Australia is home to some really odd animals. The kangaroo is perhaps the most famous, and appears on the Australian flag. Female kangaroos have pouches which they use to suckle their young. Their babies are called joeys.
The echidna is another weird animal. It looks like a hedgehog crossed with an anteater, and is one of only two egg-laying mammals in the world.
The incredibly weird platypus is one of the world’s most fascinating mammals. This semi-aquatic Australian monotreme looks like a hodgepodge of duck, beaver and otter parts stitched together, with a rubbery duck-like bill, a paddle-shaped tail and otter-like webbed feet. It even has venomous spurs, which it uses to defend mates and territories from rival males.

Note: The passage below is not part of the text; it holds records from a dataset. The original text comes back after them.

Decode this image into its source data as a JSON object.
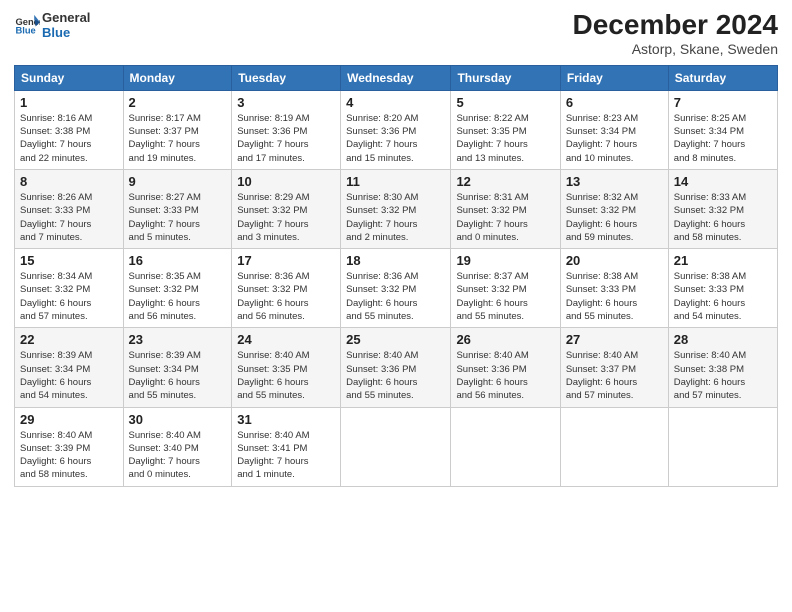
{
  "logo": {
    "line1": "General",
    "line2": "Blue"
  },
  "title": "December 2024",
  "subtitle": "Astorp, Skane, Sweden",
  "days_of_week": [
    "Sunday",
    "Monday",
    "Tuesday",
    "Wednesday",
    "Thursday",
    "Friday",
    "Saturday"
  ],
  "weeks": [
    [
      {
        "day": 1,
        "info": "Sunrise: 8:16 AM\nSunset: 3:38 PM\nDaylight: 7 hours\nand 22 minutes."
      },
      {
        "day": 2,
        "info": "Sunrise: 8:17 AM\nSunset: 3:37 PM\nDaylight: 7 hours\nand 19 minutes."
      },
      {
        "day": 3,
        "info": "Sunrise: 8:19 AM\nSunset: 3:36 PM\nDaylight: 7 hours\nand 17 minutes."
      },
      {
        "day": 4,
        "info": "Sunrise: 8:20 AM\nSunset: 3:36 PM\nDaylight: 7 hours\nand 15 minutes."
      },
      {
        "day": 5,
        "info": "Sunrise: 8:22 AM\nSunset: 3:35 PM\nDaylight: 7 hours\nand 13 minutes."
      },
      {
        "day": 6,
        "info": "Sunrise: 8:23 AM\nSunset: 3:34 PM\nDaylight: 7 hours\nand 10 minutes."
      },
      {
        "day": 7,
        "info": "Sunrise: 8:25 AM\nSunset: 3:34 PM\nDaylight: 7 hours\nand 8 minutes."
      }
    ],
    [
      {
        "day": 8,
        "info": "Sunrise: 8:26 AM\nSunset: 3:33 PM\nDaylight: 7 hours\nand 7 minutes."
      },
      {
        "day": 9,
        "info": "Sunrise: 8:27 AM\nSunset: 3:33 PM\nDaylight: 7 hours\nand 5 minutes."
      },
      {
        "day": 10,
        "info": "Sunrise: 8:29 AM\nSunset: 3:32 PM\nDaylight: 7 hours\nand 3 minutes."
      },
      {
        "day": 11,
        "info": "Sunrise: 8:30 AM\nSunset: 3:32 PM\nDaylight: 7 hours\nand 2 minutes."
      },
      {
        "day": 12,
        "info": "Sunrise: 8:31 AM\nSunset: 3:32 PM\nDaylight: 7 hours\nand 0 minutes."
      },
      {
        "day": 13,
        "info": "Sunrise: 8:32 AM\nSunset: 3:32 PM\nDaylight: 6 hours\nand 59 minutes."
      },
      {
        "day": 14,
        "info": "Sunrise: 8:33 AM\nSunset: 3:32 PM\nDaylight: 6 hours\nand 58 minutes."
      }
    ],
    [
      {
        "day": 15,
        "info": "Sunrise: 8:34 AM\nSunset: 3:32 PM\nDaylight: 6 hours\nand 57 minutes."
      },
      {
        "day": 16,
        "info": "Sunrise: 8:35 AM\nSunset: 3:32 PM\nDaylight: 6 hours\nand 56 minutes."
      },
      {
        "day": 17,
        "info": "Sunrise: 8:36 AM\nSunset: 3:32 PM\nDaylight: 6 hours\nand 56 minutes."
      },
      {
        "day": 18,
        "info": "Sunrise: 8:36 AM\nSunset: 3:32 PM\nDaylight: 6 hours\nand 55 minutes."
      },
      {
        "day": 19,
        "info": "Sunrise: 8:37 AM\nSunset: 3:32 PM\nDaylight: 6 hours\nand 55 minutes."
      },
      {
        "day": 20,
        "info": "Sunrise: 8:38 AM\nSunset: 3:33 PM\nDaylight: 6 hours\nand 55 minutes."
      },
      {
        "day": 21,
        "info": "Sunrise: 8:38 AM\nSunset: 3:33 PM\nDaylight: 6 hours\nand 54 minutes."
      }
    ],
    [
      {
        "day": 22,
        "info": "Sunrise: 8:39 AM\nSunset: 3:34 PM\nDaylight: 6 hours\nand 54 minutes."
      },
      {
        "day": 23,
        "info": "Sunrise: 8:39 AM\nSunset: 3:34 PM\nDaylight: 6 hours\nand 55 minutes."
      },
      {
        "day": 24,
        "info": "Sunrise: 8:40 AM\nSunset: 3:35 PM\nDaylight: 6 hours\nand 55 minutes."
      },
      {
        "day": 25,
        "info": "Sunrise: 8:40 AM\nSunset: 3:36 PM\nDaylight: 6 hours\nand 55 minutes."
      },
      {
        "day": 26,
        "info": "Sunrise: 8:40 AM\nSunset: 3:36 PM\nDaylight: 6 hours\nand 56 minutes."
      },
      {
        "day": 27,
        "info": "Sunrise: 8:40 AM\nSunset: 3:37 PM\nDaylight: 6 hours\nand 57 minutes."
      },
      {
        "day": 28,
        "info": "Sunrise: 8:40 AM\nSunset: 3:38 PM\nDaylight: 6 hours\nand 57 minutes."
      }
    ],
    [
      {
        "day": 29,
        "info": "Sunrise: 8:40 AM\nSunset: 3:39 PM\nDaylight: 6 hours\nand 58 minutes."
      },
      {
        "day": 30,
        "info": "Sunrise: 8:40 AM\nSunset: 3:40 PM\nDaylight: 7 hours\nand 0 minutes."
      },
      {
        "day": 31,
        "info": "Sunrise: 8:40 AM\nSunset: 3:41 PM\nDaylight: 7 hours\nand 1 minute."
      },
      null,
      null,
      null,
      null
    ]
  ]
}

The platypus hunts for food by diving underwater, staying under for 30 to 60 seconds. They are completely sightless and unable to smell, but they use thousands of sensors in their bill skin: push-rod mechanoreceptors detect changes in pressure and motion, while electroreceptors track subtle electric fields produced by prey.
When they find a tasty morsel, they scoop it into their cheek pouches to store it until they return to the surface. They eat insect larvae, shrimp, freshwater crayfish (called “yabbies”) and worms. Their unique reproductive system and their bizarre feeding habits make them one of the most unusual mammals in the world.
Wombats (Vombatidae) are heavy, tailless marsupials that resemble woodchucks. They are solitary, nocturnal animals that spend most of their time in a complex network of underground burrows. They are mainly herbivorous, eating grasses and the roots of plants. The common wombat is considered a pest by farmers because it digs in cultivated fields and pastures.
One of the most interesting wombat facts is that these chubby creatures can run pretty fast if threatened. They also have slow metabolisms to help them conserve energy. Because of this, they plod along and are often misunderstood by humans and predators.
Another fun fact about the wombat is that it can poop in a square shape. The reason for this is that the wombat has a piece of cartilage in its rear that allows it to squeeze out its feces in a square shape. This is used as a warning signal to other wombats that it is defending its territory.
Koalas (Phascolarctos cinereus) are tree-dwelling marsupials native to Australia. They spend most of their time in the trees because this is where they find their sole food source, eucalyptus leaves, and it also helps them to stay cool and out of direct sunlight (2). They have heavily padded feet with two thumbs and special rough pads that help them to climb and grip trees.
Koala babies enter their mother’s pouch after a gestation period of 34 to 36 days. They cling to their mothers’ backs for up to a year until they are fully weaned and can leave the pouch.
Koalas have poor vision and rely on their other senses, especially smell and hearing to avoid predators and other joeys. They use a scent gland on their chests to mark trees and attract females. Male koalas will usually leave their parents’ home range at around age two or three and settle into their own areas of the forest.
The Tasmanian Devil is the world’s largest carnivorous marsupial. It is a member of the Dasyuridae family and shares many of the characteristics of other marsupials like separate toes and pouches. Female devils have a pouch on their rear where they will carry young. The young are called imps and they compete for the mother’s teats upon birth, only the strongest survive.
They are fierce predators but also scavengers and will feast on already dead animals known as carrion. Their enormous jaws can crush and ravenously ingest even the bones of their prey.
They are often spotted around Tasmania in coastal moorlands, woodland forest underbrush, wooded rural areas, scrublands and in the mountains. They are nocturnal and can be heard at night making raspy screams, grunts, snorts and growls. These calls are used to warn other Devils that they are eating a carcass or to invite other Devils to share in order not to waste food.